If you have concerns about any of the below scenes, contact Asbestos Surveys CQ Pty Ltd for advice and information relating to your situation.


Asbestos ceilings can be found in many forms including asbestos fibre cement sheet (fibro) and vermiculite spray applied ceilings. The best way to describe vermiculate is that the texture looks like popcorn, a material popularly used for building science labs. Asbestos ceiling tiles were also commonly used and can be a source of concern.


It is key to note that the majority of eaves to all buildings built before 1990 will have asbestos. As a results, this is one of the most commonly tested areas for materials containing asbestos. Eaves built up until that point were commonly built using fibre cement sheeting, otherwise known as fibro.

Electrical Backing Boards

Commonly, asbestos containing materials are found in Electrical Backing Boards. One distinct sign to note (though, is by no means definitive) is a strong smell of bitumen or tar. Although these can be fairly stable composite materials, there is usually asbestos dust within the fuse box due to electricians drilling holes into the board.

Fibre Cement Sheeting

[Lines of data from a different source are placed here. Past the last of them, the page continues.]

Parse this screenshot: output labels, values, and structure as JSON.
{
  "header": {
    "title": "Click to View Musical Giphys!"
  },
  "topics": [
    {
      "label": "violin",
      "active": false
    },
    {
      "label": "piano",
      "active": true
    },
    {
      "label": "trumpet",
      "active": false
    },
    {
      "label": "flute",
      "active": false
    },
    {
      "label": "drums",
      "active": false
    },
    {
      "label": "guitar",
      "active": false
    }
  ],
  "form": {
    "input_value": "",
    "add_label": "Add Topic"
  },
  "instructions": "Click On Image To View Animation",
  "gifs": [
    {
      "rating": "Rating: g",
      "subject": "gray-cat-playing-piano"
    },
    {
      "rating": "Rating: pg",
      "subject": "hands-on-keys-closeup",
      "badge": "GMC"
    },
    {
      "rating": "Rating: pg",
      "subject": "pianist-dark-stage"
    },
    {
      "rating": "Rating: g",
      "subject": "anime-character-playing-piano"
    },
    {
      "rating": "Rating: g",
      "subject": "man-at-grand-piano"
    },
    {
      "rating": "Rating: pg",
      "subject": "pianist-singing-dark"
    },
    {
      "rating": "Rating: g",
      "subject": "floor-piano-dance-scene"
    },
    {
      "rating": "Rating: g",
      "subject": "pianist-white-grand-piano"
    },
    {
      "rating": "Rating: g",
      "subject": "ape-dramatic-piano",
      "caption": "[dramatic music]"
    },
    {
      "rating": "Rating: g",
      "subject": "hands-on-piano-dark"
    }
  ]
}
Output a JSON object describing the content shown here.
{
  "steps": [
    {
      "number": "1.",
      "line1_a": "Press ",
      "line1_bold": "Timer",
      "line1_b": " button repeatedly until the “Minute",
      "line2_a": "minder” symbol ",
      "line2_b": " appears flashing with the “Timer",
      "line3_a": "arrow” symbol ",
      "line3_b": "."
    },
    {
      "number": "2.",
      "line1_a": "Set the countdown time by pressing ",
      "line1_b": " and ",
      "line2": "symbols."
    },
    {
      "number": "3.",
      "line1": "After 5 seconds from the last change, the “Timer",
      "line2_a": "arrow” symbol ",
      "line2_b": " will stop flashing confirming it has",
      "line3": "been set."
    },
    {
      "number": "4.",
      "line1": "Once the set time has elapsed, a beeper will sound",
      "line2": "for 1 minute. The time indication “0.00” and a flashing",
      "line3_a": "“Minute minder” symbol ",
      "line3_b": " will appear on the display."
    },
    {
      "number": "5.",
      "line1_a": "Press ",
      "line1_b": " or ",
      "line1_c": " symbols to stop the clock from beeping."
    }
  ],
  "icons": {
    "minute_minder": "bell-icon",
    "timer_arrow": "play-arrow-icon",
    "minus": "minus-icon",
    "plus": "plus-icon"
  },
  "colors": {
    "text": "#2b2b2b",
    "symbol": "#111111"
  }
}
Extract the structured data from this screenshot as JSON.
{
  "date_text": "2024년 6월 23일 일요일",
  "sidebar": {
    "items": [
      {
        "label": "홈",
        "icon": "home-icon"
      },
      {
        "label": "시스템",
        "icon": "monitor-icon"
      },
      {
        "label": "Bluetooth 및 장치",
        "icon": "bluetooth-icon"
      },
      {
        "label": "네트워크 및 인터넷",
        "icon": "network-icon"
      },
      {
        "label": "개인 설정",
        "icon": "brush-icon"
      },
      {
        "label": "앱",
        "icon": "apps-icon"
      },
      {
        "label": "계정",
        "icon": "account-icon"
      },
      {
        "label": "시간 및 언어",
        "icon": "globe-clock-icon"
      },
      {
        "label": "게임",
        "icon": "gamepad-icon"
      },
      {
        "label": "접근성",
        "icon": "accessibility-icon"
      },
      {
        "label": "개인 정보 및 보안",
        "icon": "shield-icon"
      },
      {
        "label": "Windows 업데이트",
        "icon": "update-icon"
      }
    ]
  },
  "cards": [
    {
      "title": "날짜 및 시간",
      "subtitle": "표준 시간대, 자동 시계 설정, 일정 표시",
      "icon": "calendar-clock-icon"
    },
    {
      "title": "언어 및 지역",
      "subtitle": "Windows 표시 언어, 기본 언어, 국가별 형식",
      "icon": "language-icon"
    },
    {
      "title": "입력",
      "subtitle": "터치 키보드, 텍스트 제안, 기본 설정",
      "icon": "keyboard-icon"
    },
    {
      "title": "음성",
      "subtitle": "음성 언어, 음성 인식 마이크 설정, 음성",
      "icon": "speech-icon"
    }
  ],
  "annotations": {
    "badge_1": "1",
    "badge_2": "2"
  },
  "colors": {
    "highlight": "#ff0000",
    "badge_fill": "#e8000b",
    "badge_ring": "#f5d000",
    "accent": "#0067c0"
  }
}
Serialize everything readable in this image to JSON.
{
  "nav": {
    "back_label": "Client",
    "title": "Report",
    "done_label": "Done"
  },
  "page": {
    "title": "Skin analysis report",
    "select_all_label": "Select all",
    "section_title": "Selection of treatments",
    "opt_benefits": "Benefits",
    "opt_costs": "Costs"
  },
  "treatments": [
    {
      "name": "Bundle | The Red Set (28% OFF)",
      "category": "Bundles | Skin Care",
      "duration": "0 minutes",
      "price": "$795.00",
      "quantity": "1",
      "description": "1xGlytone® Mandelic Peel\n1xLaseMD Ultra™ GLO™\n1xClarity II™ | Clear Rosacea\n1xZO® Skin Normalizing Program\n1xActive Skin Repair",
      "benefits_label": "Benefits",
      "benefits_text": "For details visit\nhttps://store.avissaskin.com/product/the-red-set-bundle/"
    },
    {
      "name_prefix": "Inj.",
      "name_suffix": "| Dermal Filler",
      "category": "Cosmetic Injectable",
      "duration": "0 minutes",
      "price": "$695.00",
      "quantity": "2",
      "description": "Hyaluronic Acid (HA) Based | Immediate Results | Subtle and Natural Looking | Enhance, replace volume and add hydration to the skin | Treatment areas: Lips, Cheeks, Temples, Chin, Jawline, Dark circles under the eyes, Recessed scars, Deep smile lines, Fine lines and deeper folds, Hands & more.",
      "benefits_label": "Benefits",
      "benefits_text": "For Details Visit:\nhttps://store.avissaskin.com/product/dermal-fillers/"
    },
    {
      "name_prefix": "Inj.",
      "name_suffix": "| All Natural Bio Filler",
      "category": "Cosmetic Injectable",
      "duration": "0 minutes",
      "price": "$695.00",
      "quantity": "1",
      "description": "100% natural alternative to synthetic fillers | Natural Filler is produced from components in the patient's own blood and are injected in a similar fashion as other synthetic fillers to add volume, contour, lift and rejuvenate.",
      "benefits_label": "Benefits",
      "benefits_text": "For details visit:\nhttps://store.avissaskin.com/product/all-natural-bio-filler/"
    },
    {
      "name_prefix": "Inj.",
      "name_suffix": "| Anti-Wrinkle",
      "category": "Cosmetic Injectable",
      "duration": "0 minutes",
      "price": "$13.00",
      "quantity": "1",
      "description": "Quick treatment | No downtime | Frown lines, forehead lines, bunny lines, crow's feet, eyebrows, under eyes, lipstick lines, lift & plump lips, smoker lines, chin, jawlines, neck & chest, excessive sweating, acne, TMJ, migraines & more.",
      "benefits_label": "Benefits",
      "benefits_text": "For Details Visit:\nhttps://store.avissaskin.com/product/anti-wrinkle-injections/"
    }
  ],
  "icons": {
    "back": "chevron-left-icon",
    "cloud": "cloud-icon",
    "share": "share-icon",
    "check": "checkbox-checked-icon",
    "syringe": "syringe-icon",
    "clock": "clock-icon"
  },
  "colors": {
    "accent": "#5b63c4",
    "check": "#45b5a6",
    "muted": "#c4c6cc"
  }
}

As the most prominently recoginised and common form of Asbestos, fibre cement sheet is often detected as potentially hazardous. It is important to note that true fibre cement sheet is a very hard material. As with all Asbestos Surveys, caution should be applied in determining whether the sheet material is cement or insulating board, as insulating board is a softer material and releases fibres much more readily than the stronger cement counterpart.

Fire Doors

Fire doors can often be make out of asbestos core material within the door, which can then be released into the air when fixing items such as door handles, locks and hinges. Most firedoor cores are visable when observing from the top as a white millboard material, whereas other fire doors may have fibre cement sheeting lining inside the door.


There are a variety of different types of flooring material that contain asbestos. The most common include fibre cement sheet and vinyl sheeting. It is common that the asbestos containing floor materials may be hidden by carpet and/or tiles.


Asbestos insulation was commonly used in ceiling and roof cavities for hundreds of Australian homes. The most common occurrence is when Limpet spray has been applied as thermal insulation to fire proof structural beams to buildings. This material however has an extremely high risk of exposure if disturbed.


Asbestos pipes may include but are not limited to: downpipes, asbestos cement water pipes underground, asbestos cement flues (for transporting hot air from boilers). Generally, these types of pipes are made of asbestos cement which provides a hard wearing product.


Asbestos roofs are generally identifiable as they are made from a corrugated moulded product that is usually a fairly stable material. Being a brittle roof variety, there are other significant issues with its structural properties which include the potential of falling through by walking on them.


Asbestos cement sheet and asbestos insulating board are commonly used throughout buildings to increase the fire rating, and hinder the spread of fire. Suspicious walls are a common reason to request an Asbestos Survey.